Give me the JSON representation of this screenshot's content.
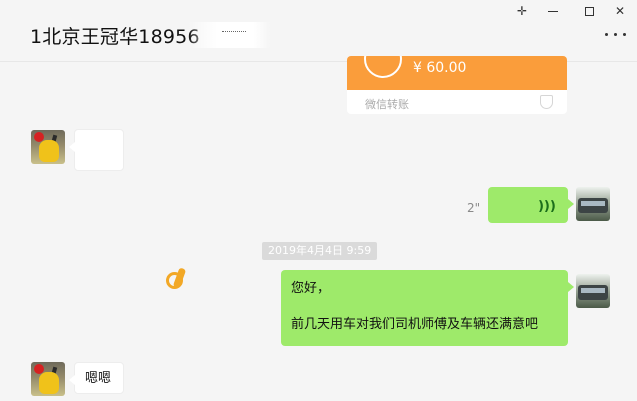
{
  "window": {
    "title": "1北京王冠华18956"
  },
  "messages": {
    "transfer": {
      "amount": "¥ 60.00",
      "label": "微信转账"
    },
    "voice": {
      "duration": "2\"",
      "icon": "((("
    },
    "timestamp": "2019年4月4日 9:59",
    "greeting": {
      "line1": "您好，",
      "line2": "前几天用车对我们司机师傅及车辆还满意吧"
    },
    "reply": "嗯嗯"
  },
  "icons": {
    "pin": "pin-icon",
    "minimize": "minimize-icon",
    "maximize": "maximize-icon",
    "close": "close-icon",
    "more": "more-icon",
    "ok_hand": "ok-hand-emoji"
  },
  "colors": {
    "sent_bubble": "#9eea6a",
    "transfer_orange": "#fa9d3b",
    "background": "#f5f5f5"
  }
}
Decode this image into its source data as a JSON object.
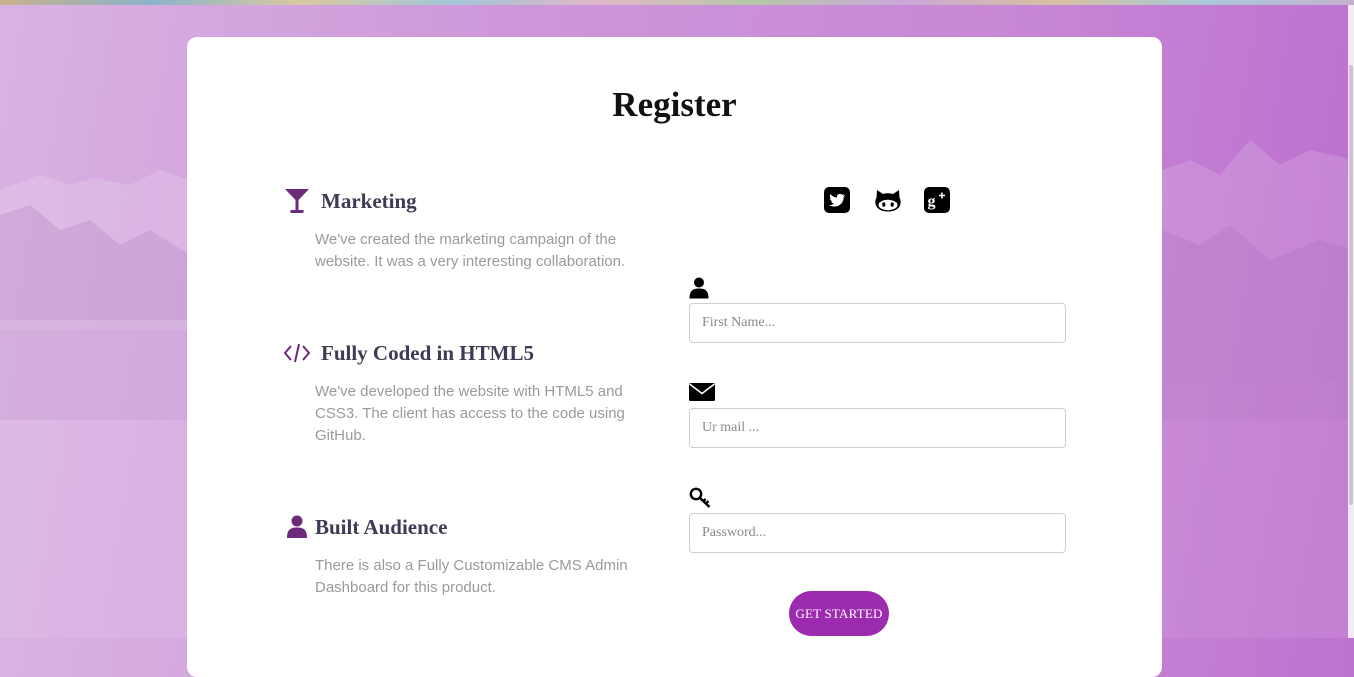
{
  "page": {
    "title": "Register"
  },
  "features": [
    {
      "icon": "cocktail-icon",
      "title": "Marketing",
      "description": "We've created the marketing campaign of the website. It was a very interesting collaboration."
    },
    {
      "icon": "code-icon",
      "title": "Fully Coded in HTML5",
      "description": "We've developed the website with HTML5 and CSS3. The client has access to the code using GitHub."
    },
    {
      "icon": "user-icon",
      "title": "Built Audience",
      "description": "There is also a Fully Customizable CMS Admin Dashboard for this product."
    }
  ],
  "social": [
    {
      "icon": "twitter-icon"
    },
    {
      "icon": "github-icon"
    },
    {
      "icon": "google-plus-icon"
    }
  ],
  "form": {
    "first_name": {
      "icon": "user-icon",
      "placeholder": "First Name...",
      "value": ""
    },
    "email": {
      "icon": "envelope-icon",
      "placeholder": "Ur mail ...",
      "value": ""
    },
    "password": {
      "icon": "key-icon",
      "placeholder": "Password...",
      "value": ""
    },
    "submit_label": "GET STARTED"
  },
  "colors": {
    "accent": "#9d2bb0",
    "feature_icon": "#6b2a7a",
    "heading": "#3d3c55",
    "body_text": "#9a9a9a"
  }
}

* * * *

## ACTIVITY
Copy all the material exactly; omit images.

## ANSWER
Give me the JSON representation of this screenshot's content.
{
  "window": {
    "title": "1北京王冠华18956"
  },
  "messages": {
    "transfer": {
      "amount": "¥ 60.00",
      "label": "微信转账"
    },
    "voice": {
      "duration": "2\"",
      "icon": "((("
    },
    "timestamp": "2019年4月4日 9:59",
    "greeting": {
      "line1": "您好，",
      "line2": "前几天用车对我们司机师傅及车辆还满意吧"
    },
    "reply": "嗯嗯"
  },
  "icons": {
    "pin": "pin-icon",
    "minimize": "minimize-icon",
    "maximize": "maximize-icon",
    "close": "close-icon",
    "more": "more-icon",
    "ok_hand": "ok-hand-emoji"
  },
  "colors": {
    "sent_bubble": "#9eea6a",
    "transfer_orange": "#fa9d3b",
    "background": "#f5f5f5"
  }
}
Decode this image into its source data as a JSON object.
{
  "page": {
    "title": "Register"
  },
  "features": [
    {
      "icon": "cocktail-icon",
      "title": "Marketing",
      "description": "We've created the marketing campaign of the website. It was a very interesting collaboration."
    },
    {
      "icon": "code-icon",
      "title": "Fully Coded in HTML5",
      "description": "We've developed the website with HTML5 and CSS3. The client has access to the code using GitHub."
    },
    {
      "icon": "user-icon",
      "title": "Built Audience",
      "description": "There is also a Fully Customizable CMS Admin Dashboard for this product."
    }
  ],
  "social": [
    {
      "icon": "twitter-icon"
    },
    {
      "icon": "github-icon"
    },
    {
      "icon": "google-plus-icon"
    }
  ],
  "form": {
    "first_name": {
      "icon": "user-icon",
      "placeholder": "First Name...",
      "value": ""
    },
    "email": {
      "icon": "envelope-icon",
      "placeholder": "Ur mail ...",
      "value": ""
    },
    "password": {
      "icon": "key-icon",
      "placeholder": "Password...",
      "value": ""
    },
    "submit_label": "GET STARTED"
  },
  "colors": {
    "accent": "#9d2bb0",
    "feature_icon": "#6b2a7a",
    "heading": "#3d3c55",
    "body_text": "#9a9a9a"
  }
}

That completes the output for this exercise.